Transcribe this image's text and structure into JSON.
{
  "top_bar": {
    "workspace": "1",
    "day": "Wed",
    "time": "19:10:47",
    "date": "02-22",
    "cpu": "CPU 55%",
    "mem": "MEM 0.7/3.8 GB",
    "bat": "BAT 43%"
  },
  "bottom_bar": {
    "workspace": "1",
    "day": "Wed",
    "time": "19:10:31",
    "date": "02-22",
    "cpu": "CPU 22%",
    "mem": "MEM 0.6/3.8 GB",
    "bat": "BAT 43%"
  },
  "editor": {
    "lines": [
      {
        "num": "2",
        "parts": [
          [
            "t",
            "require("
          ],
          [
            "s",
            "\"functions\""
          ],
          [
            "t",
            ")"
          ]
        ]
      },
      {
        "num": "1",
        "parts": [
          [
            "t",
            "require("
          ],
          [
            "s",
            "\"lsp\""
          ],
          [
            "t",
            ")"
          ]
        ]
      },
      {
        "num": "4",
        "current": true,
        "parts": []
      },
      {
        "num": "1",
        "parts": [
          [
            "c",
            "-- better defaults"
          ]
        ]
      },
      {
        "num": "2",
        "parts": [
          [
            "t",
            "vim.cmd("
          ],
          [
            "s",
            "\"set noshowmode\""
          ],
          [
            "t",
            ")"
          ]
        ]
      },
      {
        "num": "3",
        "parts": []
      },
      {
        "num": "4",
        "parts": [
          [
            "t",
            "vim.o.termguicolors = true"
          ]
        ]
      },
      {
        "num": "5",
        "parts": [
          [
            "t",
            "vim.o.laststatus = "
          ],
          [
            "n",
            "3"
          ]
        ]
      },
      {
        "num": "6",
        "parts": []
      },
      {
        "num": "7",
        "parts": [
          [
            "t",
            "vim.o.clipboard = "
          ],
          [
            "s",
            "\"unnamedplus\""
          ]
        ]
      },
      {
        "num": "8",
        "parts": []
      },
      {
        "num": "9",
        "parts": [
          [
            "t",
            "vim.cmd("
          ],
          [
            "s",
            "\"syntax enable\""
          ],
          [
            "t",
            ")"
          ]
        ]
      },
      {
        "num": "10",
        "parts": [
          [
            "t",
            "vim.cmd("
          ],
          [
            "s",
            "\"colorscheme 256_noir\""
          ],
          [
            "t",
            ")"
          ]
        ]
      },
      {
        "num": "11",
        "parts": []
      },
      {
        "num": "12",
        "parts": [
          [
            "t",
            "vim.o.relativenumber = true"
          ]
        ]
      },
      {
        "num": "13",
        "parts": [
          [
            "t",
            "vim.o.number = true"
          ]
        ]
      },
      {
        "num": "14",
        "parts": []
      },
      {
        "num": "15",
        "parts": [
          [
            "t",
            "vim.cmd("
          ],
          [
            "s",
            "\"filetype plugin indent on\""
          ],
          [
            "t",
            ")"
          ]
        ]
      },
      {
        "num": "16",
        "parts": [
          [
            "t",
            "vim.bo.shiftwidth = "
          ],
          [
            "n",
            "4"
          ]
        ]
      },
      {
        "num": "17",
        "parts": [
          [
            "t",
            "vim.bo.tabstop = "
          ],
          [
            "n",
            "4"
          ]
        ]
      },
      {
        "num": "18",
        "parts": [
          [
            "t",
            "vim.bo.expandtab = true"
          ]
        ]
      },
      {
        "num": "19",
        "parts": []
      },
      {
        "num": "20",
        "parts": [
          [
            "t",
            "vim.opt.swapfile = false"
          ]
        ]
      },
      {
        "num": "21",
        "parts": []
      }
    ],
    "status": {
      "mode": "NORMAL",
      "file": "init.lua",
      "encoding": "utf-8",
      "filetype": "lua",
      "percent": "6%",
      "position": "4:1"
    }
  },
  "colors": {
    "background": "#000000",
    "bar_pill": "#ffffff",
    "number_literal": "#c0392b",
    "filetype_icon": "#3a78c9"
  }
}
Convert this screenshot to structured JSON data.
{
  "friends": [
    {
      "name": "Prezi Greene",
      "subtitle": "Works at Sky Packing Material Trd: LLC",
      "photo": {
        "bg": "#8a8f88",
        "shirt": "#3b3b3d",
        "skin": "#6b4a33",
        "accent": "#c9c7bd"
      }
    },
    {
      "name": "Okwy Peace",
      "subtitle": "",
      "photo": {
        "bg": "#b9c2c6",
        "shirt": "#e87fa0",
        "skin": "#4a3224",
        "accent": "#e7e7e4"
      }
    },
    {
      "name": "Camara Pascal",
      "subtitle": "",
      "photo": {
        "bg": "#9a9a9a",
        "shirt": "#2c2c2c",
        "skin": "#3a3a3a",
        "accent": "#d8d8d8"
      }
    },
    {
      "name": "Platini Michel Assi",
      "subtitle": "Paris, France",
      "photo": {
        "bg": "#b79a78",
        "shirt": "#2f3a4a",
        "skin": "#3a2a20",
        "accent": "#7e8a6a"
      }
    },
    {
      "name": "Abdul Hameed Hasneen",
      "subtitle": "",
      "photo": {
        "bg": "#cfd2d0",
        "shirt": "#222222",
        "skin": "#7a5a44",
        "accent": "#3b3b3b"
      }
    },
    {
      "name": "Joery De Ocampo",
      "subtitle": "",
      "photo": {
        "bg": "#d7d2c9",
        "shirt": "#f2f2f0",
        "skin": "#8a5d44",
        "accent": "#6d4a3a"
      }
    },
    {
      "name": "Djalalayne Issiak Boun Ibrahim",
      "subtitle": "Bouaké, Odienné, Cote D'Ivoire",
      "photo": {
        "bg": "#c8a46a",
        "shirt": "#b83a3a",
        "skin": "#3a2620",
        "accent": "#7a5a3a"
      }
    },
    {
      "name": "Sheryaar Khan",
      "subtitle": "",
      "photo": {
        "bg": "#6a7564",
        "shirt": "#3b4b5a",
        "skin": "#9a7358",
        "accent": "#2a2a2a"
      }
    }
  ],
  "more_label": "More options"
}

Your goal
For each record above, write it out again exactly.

Completed task
Transcribe this image's text and structure into JSON.
{
  "top_bar": {
    "workspace": "1",
    "day": "Wed",
    "time": "19:10:47",
    "date": "02-22",
    "cpu": "CPU 55%",
    "mem": "MEM 0.7/3.8 GB",
    "bat": "BAT 43%"
  },
  "bottom_bar": {
    "workspace": "1",
    "day": "Wed",
    "time": "19:10:31",
    "date": "02-22",
    "cpu": "CPU 22%",
    "mem": "MEM 0.6/3.8 GB",
    "bat": "BAT 43%"
  },
  "editor": {
    "lines": [
      {
        "num": "2",
        "parts": [
          [
            "t",
            "require("
          ],
          [
            "s",
            "\"functions\""
          ],
          [
            "t",
            ")"
          ]
        ]
      },
      {
        "num": "1",
        "parts": [
          [
            "t",
            "require("
          ],
          [
            "s",
            "\"lsp\""
          ],
          [
            "t",
            ")"
          ]
        ]
      },
      {
        "num": "4",
        "current": true,
        "parts": []
      },
      {
        "num": "1",
        "parts": [
          [
            "c",
            "-- better defaults"
          ]
        ]
      },
      {
        "num": "2",
        "parts": [
          [
            "t",
            "vim.cmd("
          ],
          [
            "s",
            "\"set noshowmode\""
          ],
          [
            "t",
            ")"
          ]
        ]
      },
      {
        "num": "3",
        "parts": []
      },
      {
        "num": "4",
        "parts": [
          [
            "t",
            "vim.o.termguicolors = true"
          ]
        ]
      },
      {
        "num": "5",
        "parts": [
          [
            "t",
            "vim.o.laststatus = "
          ],
          [
            "n",
            "3"
          ]
        ]
      },
      {
        "num": "6",
        "parts": []
      },
      {
        "num": "7",
        "parts": [
          [
            "t",
            "vim.o.clipboard = "
          ],
          [
            "s",
            "\"unnamedplus\""
          ]
        ]
      },
      {
        "num": "8",
        "parts": []
      },
      {
        "num": "9",
        "parts": [
          [
            "t",
            "vim.cmd("
          ],
          [
            "s",
            "\"syntax enable\""
          ],
          [
            "t",
            ")"
          ]
        ]
      },
      {
        "num": "10",
        "parts": [
          [
            "t",
            "vim.cmd("
          ],
          [
            "s",
            "\"colorscheme 256_noir\""
          ],
          [
            "t",
            ")"
          ]
        ]
      },
      {
        "num": "11",
        "parts": []
      },
      {
        "num": "12",
        "parts": [
          [
            "t",
            "vim.o.relativenumber = true"
          ]
        ]
      },
      {
        "num": "13",
        "parts": [
          [
            "t",
            "vim.o.number = true"
          ]
        ]
      },
      {
        "num": "14",
        "parts": []
      },
      {
        "num": "15",
        "parts": [
          [
            "t",
            "vim.cmd("
          ],
          [
            "s",
            "\"filetype plugin indent on\""
          ],
          [
            "t",
            ")"
          ]
        ]
      },
      {
        "num": "16",
        "parts": [
          [
            "t",
            "vim.bo.shiftwidth = "
          ],
          [
            "n",
            "4"
          ]
        ]
      },
      {
        "num": "17",
        "parts": [
          [
            "t",
            "vim.bo.tabstop = "
          ],
          [
            "n",
            "4"
          ]
        ]
      },
      {
        "num": "18",
        "parts": [
          [
            "t",
            "vim.bo.expandtab = true"
          ]
        ]
      },
      {
        "num": "19",
        "parts": []
      },
      {
        "num": "20",
        "parts": [
          [
            "t",
            "vim.opt.swapfile = false"
          ]
        ]
      },
      {
        "num": "21",
        "parts": []
      }
    ],
    "status": {
      "mode": "NORMAL",
      "file": "init.lua",
      "encoding": "utf-8",
      "filetype": "lua",
      "percent": "6%",
      "position": "4:1"
    }
  },
  "colors": {
    "background": "#000000",
    "bar_pill": "#ffffff",
    "number_literal": "#c0392b",
    "filetype_icon": "#3a78c9"
  }
}
Convert this screenshot to structured JSON data.
{
  "friends": [
    {
      "name": "Prezi Greene",
      "subtitle": "Works at Sky Packing Material Trd: LLC",
      "photo": {
        "bg": "#8a8f88",
        "shirt": "#3b3b3d",
        "skin": "#6b4a33",
        "accent": "#c9c7bd"
      }
    },
    {
      "name": "Okwy Peace",
      "subtitle": "",
      "photo": {
        "bg": "#b9c2c6",
        "shirt": "#e87fa0",
        "skin": "#4a3224",
        "accent": "#e7e7e4"
      }
    },
    {
      "name": "Camara Pascal",
      "subtitle": "",
      "photo": {
        "bg": "#9a9a9a",
        "shirt": "#2c2c2c",
        "skin": "#3a3a3a",
        "accent": "#d8d8d8"
      }
    },
    {
      "name": "Platini Michel Assi",
      "subtitle": "Paris, France",
      "photo": {
        "bg": "#b79a78",
        "shirt": "#2f3a4a",
        "skin": "#3a2a20",
        "accent": "#7e8a6a"
      }
    },
    {
      "name": "Abdul Hameed Hasneen",
      "subtitle": "",
      "photo": {
        "bg": "#cfd2d0",
        "shirt": "#222222",
        "skin": "#7a5a44",
        "accent": "#3b3b3b"
      }
    },
    {
      "name": "Joery De Ocampo",
      "subtitle": "",
      "photo": {
        "bg": "#d7d2c9",
        "shirt": "#f2f2f0",
        "skin": "#8a5d44",
        "accent": "#6d4a3a"
      }
    },
    {
      "name": "Djalalayne Issiak Boun Ibrahim",
      "subtitle": "Bouaké, Odienné, Cote D'Ivoire",
      "photo": {
        "bg": "#c8a46a",
        "shirt": "#b83a3a",
        "skin": "#3a2620",
        "accent": "#7a5a3a"
      }
    },
    {
      "name": "Sheryaar Khan",
      "subtitle": "",
      "photo": {
        "bg": "#6a7564",
        "shirt": "#3b4b5a",
        "skin": "#9a7358",
        "accent": "#2a2a2a"
      }
    }
  ],
  "more_label": "More options"
}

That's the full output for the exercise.